The barriers in both cases are significant. It is no secret among the general population that the small minority that prospered wildly during the bubbles remains the current beneficiaries of the economic order, while average households struggle mightily to make ends meet. It also is no secret that the 1 percent’s wealth comes largely from investments that revolve around transnational capital, such that contemporary wealth generation no longer benefits the general population in the manner it did through all previous eras in American history. In this regard, the greatest political economic issue of our day is whether American society can possibly be reorganized so that once again it’s working for the large body of the American people.
As for the sport itself, the challenge ahead is also difficult. A pastoral relic from the early years of the Industrial Revolution, baseball was not designed to maximize easy thrills. The bigger, faster, stronger steroid era understandably attracted new fans, because it was a variation of baseball that fit in the hyperactive world of 21st century spectacle—baseball for millennials. But the ad saturated world that this generation was born into is now burning up. Can a game that is slower, more human and in sync with nature capture our imaginations?
One thing is certain: For baseball to reclaim its place as a cherished American institution, reflective of society’s striving for democracy, it must retrench with a full-fledged commitment to fairness. In my opinion, that means a zero tolerance policy for steroid use, implemented with the same cut-and-dried clarity as the prohibition on gambling.You can sense the American public turning back to middle-class, democratic values, even as the moneyed interests resist. The people of the country, and the world, just may be ready again to embrace a summer game played by young men in whom they can see their own reflections. To get there, baseball has to have an honest confrontation with its recent past to recognize the still active forces that led it so far astray.
One of the common responses to both Bonds and Clemens is to shrug and say “it’s a shame, they were so great already, they would have made the hall if they never touched the stuff.” Bonds, they say, would have been baseball’s first 500-500 man. Knowledgeable fans would have known to include him in any discussion of the greatest ever. Instead, we have Bonds as the least lovable member of the fraternity of baseball villains, never to be redeemed by sentimental Americana like Shoeless Joe in “Field of Dreams.”
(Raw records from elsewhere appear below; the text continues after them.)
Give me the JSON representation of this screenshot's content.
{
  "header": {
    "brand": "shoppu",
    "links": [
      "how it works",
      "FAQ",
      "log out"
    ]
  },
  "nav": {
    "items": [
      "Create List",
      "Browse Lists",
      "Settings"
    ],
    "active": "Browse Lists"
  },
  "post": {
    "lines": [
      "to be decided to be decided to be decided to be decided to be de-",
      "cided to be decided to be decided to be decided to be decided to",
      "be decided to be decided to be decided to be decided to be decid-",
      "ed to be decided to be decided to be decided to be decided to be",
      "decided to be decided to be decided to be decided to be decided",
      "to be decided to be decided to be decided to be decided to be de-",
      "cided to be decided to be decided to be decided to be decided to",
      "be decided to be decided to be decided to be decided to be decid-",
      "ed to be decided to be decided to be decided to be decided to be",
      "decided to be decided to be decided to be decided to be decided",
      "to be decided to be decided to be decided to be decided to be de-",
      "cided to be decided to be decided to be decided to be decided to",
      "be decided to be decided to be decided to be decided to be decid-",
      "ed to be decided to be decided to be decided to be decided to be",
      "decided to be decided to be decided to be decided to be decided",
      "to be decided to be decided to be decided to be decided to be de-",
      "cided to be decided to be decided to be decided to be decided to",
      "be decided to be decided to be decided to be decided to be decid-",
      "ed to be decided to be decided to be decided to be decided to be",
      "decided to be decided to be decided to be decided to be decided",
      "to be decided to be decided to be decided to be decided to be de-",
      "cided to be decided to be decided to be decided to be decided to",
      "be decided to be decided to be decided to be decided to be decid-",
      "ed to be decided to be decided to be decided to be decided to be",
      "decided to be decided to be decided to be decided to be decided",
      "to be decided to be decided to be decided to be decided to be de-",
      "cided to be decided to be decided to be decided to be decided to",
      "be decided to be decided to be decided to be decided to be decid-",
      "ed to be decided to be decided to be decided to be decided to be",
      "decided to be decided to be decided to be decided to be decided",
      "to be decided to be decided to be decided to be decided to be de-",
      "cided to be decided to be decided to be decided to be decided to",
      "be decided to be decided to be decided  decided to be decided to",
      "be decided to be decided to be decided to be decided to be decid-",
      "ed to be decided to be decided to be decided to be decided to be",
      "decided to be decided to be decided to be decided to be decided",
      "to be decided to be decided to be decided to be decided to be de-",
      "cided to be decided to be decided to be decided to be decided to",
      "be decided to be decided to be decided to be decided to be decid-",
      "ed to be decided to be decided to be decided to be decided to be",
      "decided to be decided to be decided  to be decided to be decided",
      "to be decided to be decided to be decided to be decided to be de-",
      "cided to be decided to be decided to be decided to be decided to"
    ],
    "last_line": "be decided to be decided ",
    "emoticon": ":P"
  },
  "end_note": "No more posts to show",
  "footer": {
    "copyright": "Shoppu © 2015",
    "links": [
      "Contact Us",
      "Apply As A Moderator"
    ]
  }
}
Contemporary American mass media culture seems incapable of processing a complex saga such as that of Bonds or Clemens. Instead, a painless airbrushing of history occurs and nothing is learned. When faced with the tale, people are asked to deflect the tragedy there. Tragedy, one of the most brilliant forms of world literature, makes emotional demands on the audience beyond anything our mainstream institutions can countenance. Tragedy teaches difficult, painful lessons. That doesn’t market test very well these days.
Baseball, as former Commissioner Bart Giamatti used to say, is “designed to break your heart,” beginning each year with the hope of spring and abandoning you in the icy grip of fall. Giamatti was a Red Sox fan. Any fool outside of New York City could tell you the Yankees were hated, and no teams are more loved than the lowly Cubs and the BoSox. Generations of Midwesterners and New Englanders learned painful lessons from the very human failings of their heroes. In the steroids era, it’s the national pastime itself that collapsed. So, what lessons will the nation learn? Or will it choose to feel no pain? Can baseball prosper without an honest confrontation? Can America?
Alan Minsky is a Truthdig contributor and the author of two books on baseball: “Home Run Kings” and “A Game for All Races.” Meleiza Figueroa provided research assistance.